As expected, the showed diminished fear response to the images, suggesting they were able to employ the cognitive training from the previous day. However, even though the stress group received identical training, they showed no reduction in fear, indicating they were unable to use these cognitive techniques to reduce fear on the second day.

"Our results suggest that even mild stress, such as that encountered in daily life, may impair the ability to use cognitive techniques known to control fear and anxiety," says Candace Raio, a doctoral student and the study's lead author. "However, with practice or after longer intervals of cognitive training, these strategies may become more habitual and less sensitive to the effects of stress."

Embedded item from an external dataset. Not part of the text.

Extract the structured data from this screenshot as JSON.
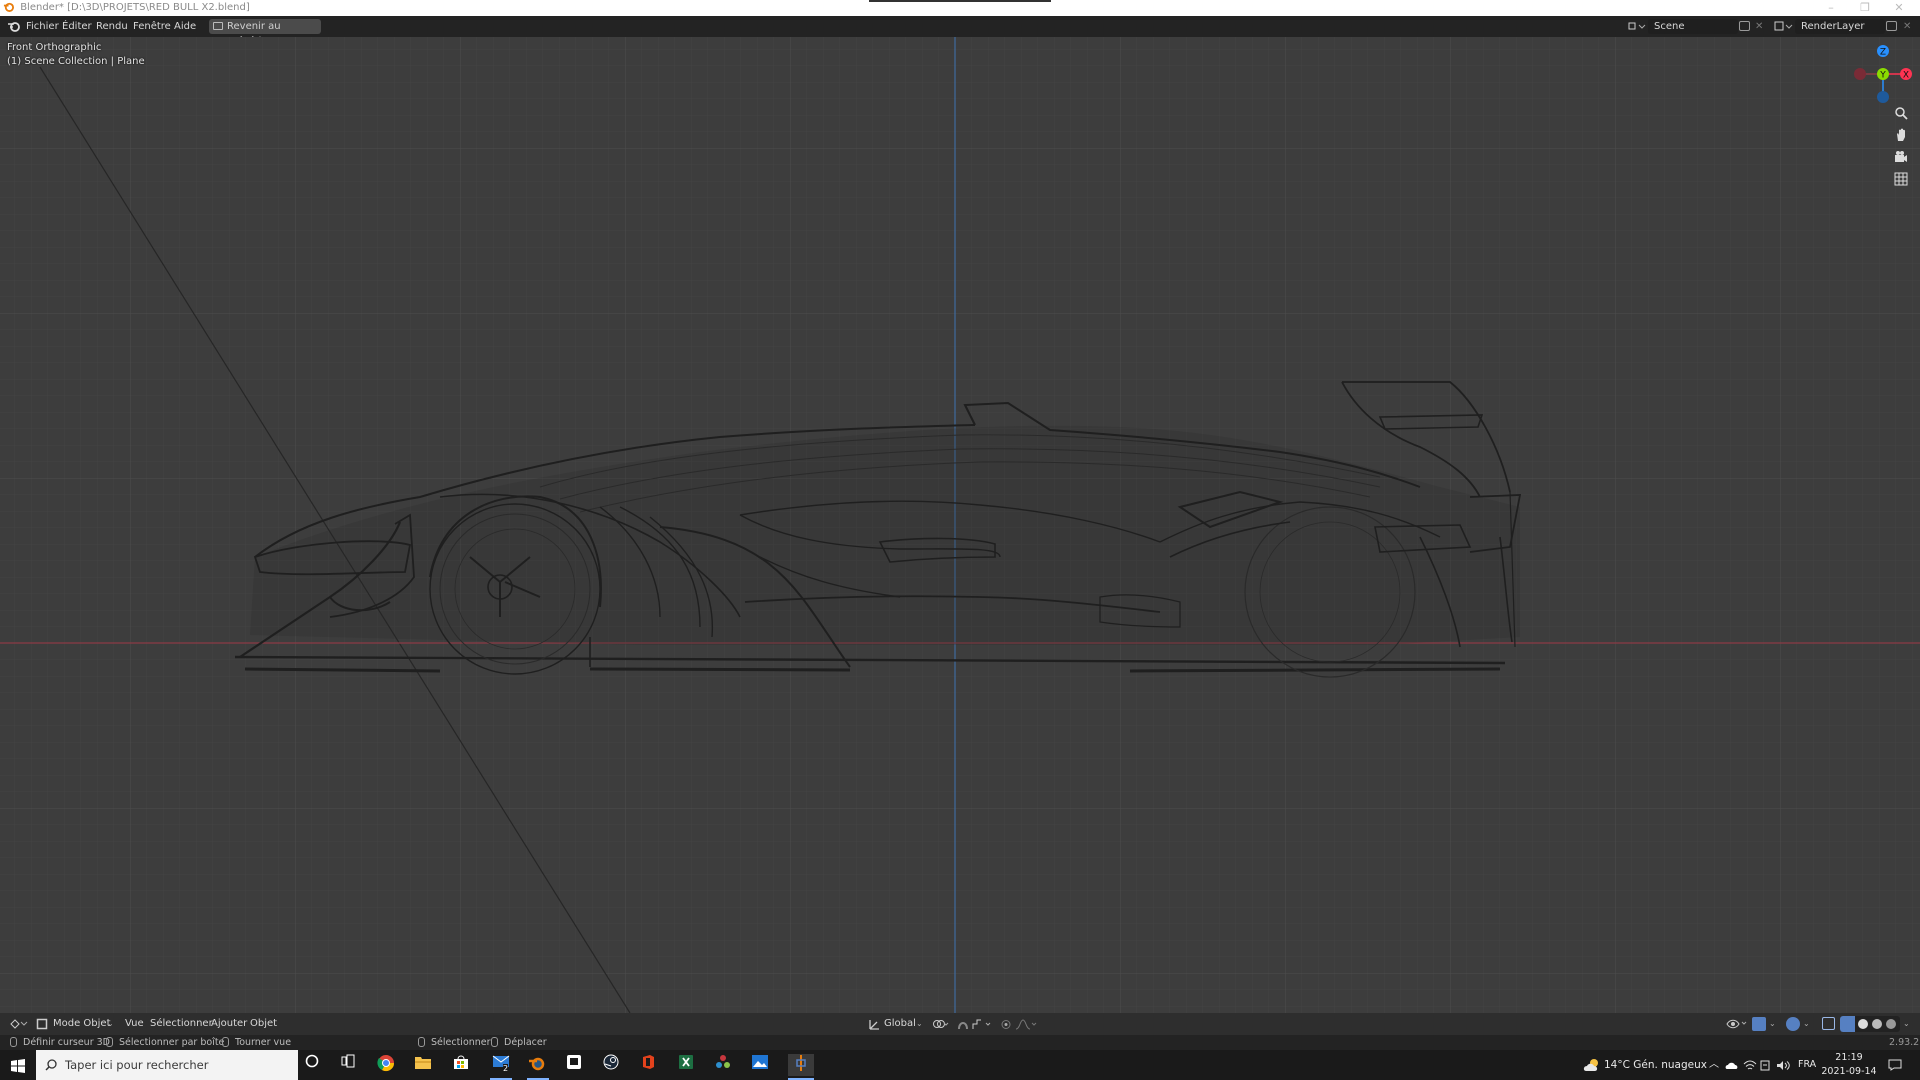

Explore further: Even mild stress can make it difficult to control your emotions, study finds

Related Stories

Even mild stress can make it difficult to control your emotions, study finds

August 26, 2013
Even mild stress can thwart therapeutic measures to control emotions, a team of neuroscientists at New York University has found. Their findings, which appear in the journal Proceedings of the National Academy of Sciences, ...

Memory appears susceptible to eradication of fear responses

February 18, 2013
Fear responses can only be erased when people learn something new while retrieving the fear memory. This is the conclusion of a study conducted by scientists from the University of Amsterdam (UvA) and published in the leading ...

Keeping emotions in check may not always benefit psychological health

October 28, 2013
(Medical Xpress)—Being able to regulate your emotions is important for well-being, but new research suggests that a common emotion regulation strategy called "cognitive reappraisal" may actually be harmful when it comes ...

Where and how are fear-related behaviors and anxiety disorders controlled?

November 21, 2013
Using an approach combining in vivo recordings and optogenetic manipulations in mice, the researchers succeeded in showing that the inhibition of parvalbumin-expressing prefrontal interneurons triggers a chain reaction resulting ...

Growing up poor and stressed impacts brain function as an adult

October 21, 2013
(Medical Xpress)—Childhood poverty and chronic stress may lead to problems regulating emotions as an adult, according to research published online in the Proceedings of the National Academy of Sciences.

Recommended for you

Psychopaths are better at learning to lie, say researchers

July 25, 2017
Individuals with high levels of psychopathic traits are better at learning to lie than individuals who show few psychopathic traits, according to a study published in the open access journal Translational Psychiatry. The ...

Visual clues we use during walking and when we use them

July 25, 2017
(Medical Xpress)—A trio of researchers with the University of Texas and Rensselaer Polytechnic Institute has discovered which phase of visual information processing during human walking is used most to guide the feet accurately. ...

Toddlers begin learning rules of reading, writing at very early age, study finds

July 25, 2017
Even the proudest of parents may struggle to find some semblance of meaning behind the seemingly random mish-mash of letters that often emerge from a toddler's first scribbled and scrawled attempts at putting words on paper.

Using money to buy time linked to increased happiness

July 24, 2017
New research is challenging the age-old adage that money can't buy happiness.

Exposure to violence hinders short-term memory, cognitive control

July 24, 2017
Being exposed to and actively remembering violent episodes—even those that happened up to a decade before—hinders short-term memory and cognitive control, according to a study published in the Proceedings of the National ...

Researchers pave new path toward preventing obesity

July 24, 2017
People who experience unpredictable childhoods due to issues such as divorce, crime or frequent moves face a higher risk of becoming obese as adults, according to a new study by a Florida State University researcher.

0 comments

Please sign in to add a comment. Registration is free, and takes less than a minute. Read more

Click here to reset your password.
Sign in to get notified via email when new comments are made.